Copy every line below precisely, leaving nothing out.

Segment Start: Supplied material

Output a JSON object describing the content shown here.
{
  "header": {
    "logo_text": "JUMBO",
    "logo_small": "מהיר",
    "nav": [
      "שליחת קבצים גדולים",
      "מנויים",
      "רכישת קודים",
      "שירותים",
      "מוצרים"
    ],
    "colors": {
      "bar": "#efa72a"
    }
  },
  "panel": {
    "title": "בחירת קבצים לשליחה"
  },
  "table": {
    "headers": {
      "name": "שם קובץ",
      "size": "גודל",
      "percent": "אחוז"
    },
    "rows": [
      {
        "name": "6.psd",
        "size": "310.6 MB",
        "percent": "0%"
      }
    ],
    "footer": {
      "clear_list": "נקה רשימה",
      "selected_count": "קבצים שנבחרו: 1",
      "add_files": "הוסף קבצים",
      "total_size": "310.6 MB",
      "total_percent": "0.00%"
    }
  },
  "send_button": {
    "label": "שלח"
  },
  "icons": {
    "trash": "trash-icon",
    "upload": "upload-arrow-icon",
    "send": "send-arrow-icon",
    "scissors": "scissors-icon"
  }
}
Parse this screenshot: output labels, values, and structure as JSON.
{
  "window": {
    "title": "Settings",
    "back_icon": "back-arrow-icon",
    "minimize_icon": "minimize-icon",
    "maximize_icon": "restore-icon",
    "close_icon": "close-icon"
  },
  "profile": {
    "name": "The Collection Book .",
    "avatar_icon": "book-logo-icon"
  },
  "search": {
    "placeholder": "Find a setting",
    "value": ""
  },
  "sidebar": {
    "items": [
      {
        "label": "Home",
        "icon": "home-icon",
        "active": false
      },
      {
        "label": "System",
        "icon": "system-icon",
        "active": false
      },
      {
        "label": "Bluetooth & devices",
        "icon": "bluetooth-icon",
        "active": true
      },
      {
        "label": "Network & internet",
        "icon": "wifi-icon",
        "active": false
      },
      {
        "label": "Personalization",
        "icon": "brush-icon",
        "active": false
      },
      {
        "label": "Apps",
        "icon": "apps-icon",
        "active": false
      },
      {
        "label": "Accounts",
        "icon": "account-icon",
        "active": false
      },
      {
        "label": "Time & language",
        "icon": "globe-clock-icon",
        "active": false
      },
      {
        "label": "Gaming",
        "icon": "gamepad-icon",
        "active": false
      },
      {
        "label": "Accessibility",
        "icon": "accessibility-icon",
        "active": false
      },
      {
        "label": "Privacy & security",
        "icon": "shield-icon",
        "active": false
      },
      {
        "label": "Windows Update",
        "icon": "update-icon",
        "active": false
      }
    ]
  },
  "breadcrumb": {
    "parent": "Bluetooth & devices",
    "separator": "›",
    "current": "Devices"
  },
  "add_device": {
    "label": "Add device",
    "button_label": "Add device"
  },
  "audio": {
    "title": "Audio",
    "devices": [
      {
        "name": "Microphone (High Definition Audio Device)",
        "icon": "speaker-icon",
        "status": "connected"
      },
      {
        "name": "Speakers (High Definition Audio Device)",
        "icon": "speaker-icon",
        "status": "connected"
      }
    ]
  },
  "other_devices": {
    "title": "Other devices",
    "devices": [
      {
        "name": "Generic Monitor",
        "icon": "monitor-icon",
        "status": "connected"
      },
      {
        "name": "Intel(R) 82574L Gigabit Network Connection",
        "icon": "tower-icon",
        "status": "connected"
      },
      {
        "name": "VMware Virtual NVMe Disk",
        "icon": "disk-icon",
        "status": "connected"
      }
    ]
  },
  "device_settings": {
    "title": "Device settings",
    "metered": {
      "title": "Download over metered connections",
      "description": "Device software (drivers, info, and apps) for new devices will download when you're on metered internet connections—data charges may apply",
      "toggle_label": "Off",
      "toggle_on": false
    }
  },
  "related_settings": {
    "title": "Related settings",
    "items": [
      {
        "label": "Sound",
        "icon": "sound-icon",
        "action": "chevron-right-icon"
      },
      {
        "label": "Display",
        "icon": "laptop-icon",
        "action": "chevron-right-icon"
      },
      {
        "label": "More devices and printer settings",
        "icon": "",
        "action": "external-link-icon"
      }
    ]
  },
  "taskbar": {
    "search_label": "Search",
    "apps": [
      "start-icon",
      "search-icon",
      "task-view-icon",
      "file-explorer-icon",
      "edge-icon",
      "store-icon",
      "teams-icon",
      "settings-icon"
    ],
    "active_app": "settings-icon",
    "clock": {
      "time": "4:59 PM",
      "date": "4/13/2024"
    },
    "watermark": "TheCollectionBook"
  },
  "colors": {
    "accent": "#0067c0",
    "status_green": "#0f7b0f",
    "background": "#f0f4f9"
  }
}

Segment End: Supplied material

Output for this exercise
Output a JSON object describing the content shown here.
{
  "header": {
    "logo_text": "JUMBO",
    "logo_small": "מהיר",
    "nav": [
      "שליחת קבצים גדולים",
      "מנויים",
      "רכישת קודים",
      "שירותים",
      "מוצרים"
    ],
    "colors": {
      "bar": "#efa72a"
    }
  },
  "panel": {
    "title": "בחירת קבצים לשליחה"
  },
  "table": {
    "headers": {
      "name": "שם קובץ",
      "size": "גודל",
      "percent": "אחוז"
    },
    "rows": [
      {
        "name": "6.psd",
        "size": "310.6 MB",
        "percent": "0%"
      }
    ],
    "footer": {
      "clear_list": "נקה רשימה",
      "selected_count": "קבצים שנבחרו: 1",
      "add_files": "הוסף קבצים",
      "total_size": "310.6 MB",
      "total_percent": "0.00%"
    }
  },
  "send_button": {
    "label": "שלח"
  },
  "icons": {
    "trash": "trash-icon",
    "upload": "upload-arrow-icon",
    "send": "send-arrow-icon",
    "scissors": "scissors-icon"
  }
}
Parse this screenshot: output labels, values, and structure as JSON.
{
  "window": {
    "title": "Settings",
    "back_icon": "back-arrow-icon",
    "minimize_icon": "minimize-icon",
    "maximize_icon": "restore-icon",
    "close_icon": "close-icon"
  },
  "profile": {
    "name": "The Collection Book .",
    "avatar_icon": "book-logo-icon"
  },
  "search": {
    "placeholder": "Find a setting",
    "value": ""
  },
  "sidebar": {
    "items": [
      {
        "label": "Home",
        "icon": "home-icon",
        "active": false
      },
      {
        "label": "System",
        "icon": "system-icon",
        "active": false
      },
      {
        "label": "Bluetooth & devices",
        "icon": "bluetooth-icon",
        "active": true
      },
      {
        "label": "Network & internet",
        "icon": "wifi-icon",
        "active": false
      },
      {
        "label": "Personalization",
        "icon": "brush-icon",
        "active": false
      },
      {
        "label": "Apps",
        "icon": "apps-icon",
        "active": false
      },
      {
        "label": "Accounts",
        "icon": "account-icon",
        "active": false
      },
      {
        "label": "Time & language",
        "icon": "globe-clock-icon",
        "active": false
      },
      {
        "label": "Gaming",
        "icon": "gamepad-icon",
        "active": false
      },
      {
        "label": "Accessibility",
        "icon": "accessibility-icon",
        "active": false
      },
      {
        "label": "Privacy & security",
        "icon": "shield-icon",
        "active": false
      },
      {
        "label": "Windows Update",
        "icon": "update-icon",
        "active": false
      }
    ]
  },
  "breadcrumb": {
    "parent": "Bluetooth & devices",
    "separator": "›",
    "current": "Devices"
  },
  "add_device": {
    "label": "Add device",
    "button_label": "Add device"
  },
  "audio": {
    "title": "Audio",
    "devices": [
      {
        "name": "Microphone (High Definition Audio Device)",
        "icon": "speaker-icon",
        "status": "connected"
      },
      {
        "name": "Speakers (High Definition Audio Device)",
        "icon": "speaker-icon",
        "status": "connected"
      }
    ]
  },
  "other_devices": {
    "title": "Other devices",
    "devices": [
      {
        "name": "Generic Monitor",
        "icon": "monitor-icon",
        "status": "connected"
      },
      {
        "name": "Intel(R) 82574L Gigabit Network Connection",
        "icon": "tower-icon",
        "status": "connected"
      },
      {
        "name": "VMware Virtual NVMe Disk",
        "icon": "disk-icon",
        "status": "connected"
      }
    ]
  },
  "device_settings": {
    "title": "Device settings",
    "metered": {
      "title": "Download over metered connections",
      "description": "Device software (drivers, info, and apps) for new devices will download when you're on metered internet connections—data charges may apply",
      "toggle_label": "Off",
      "toggle_on": false
    }
  },
  "related_settings": {
    "title": "Related settings",
    "items": [
      {
        "label": "Sound",
        "icon": "sound-icon",
        "action": "chevron-right-icon"
      },
      {
        "label": "Display",
        "icon": "laptop-icon",
        "action": "chevron-right-icon"
      },
      {
        "label": "More devices and printer settings",
        "icon": "",
        "action": "external-link-icon"
      }
    ]
  },
  "taskbar": {
    "search_label": "Search",
    "apps": [
      "start-icon",
      "search-icon",
      "task-view-icon",
      "file-explorer-icon",
      "edge-icon",
      "store-icon",
      "teams-icon",
      "settings-icon"
    ],
    "active_app": "settings-icon",
    "clock": {
      "time": "4:59 PM",
      "date": "4/13/2024"
    },
    "watermark": "TheCollectionBook"
  },
  "colors": {
    "accent": "#0067c0",
    "status_green": "#0f7b0f",
    "background": "#f0f4f9"
  }
}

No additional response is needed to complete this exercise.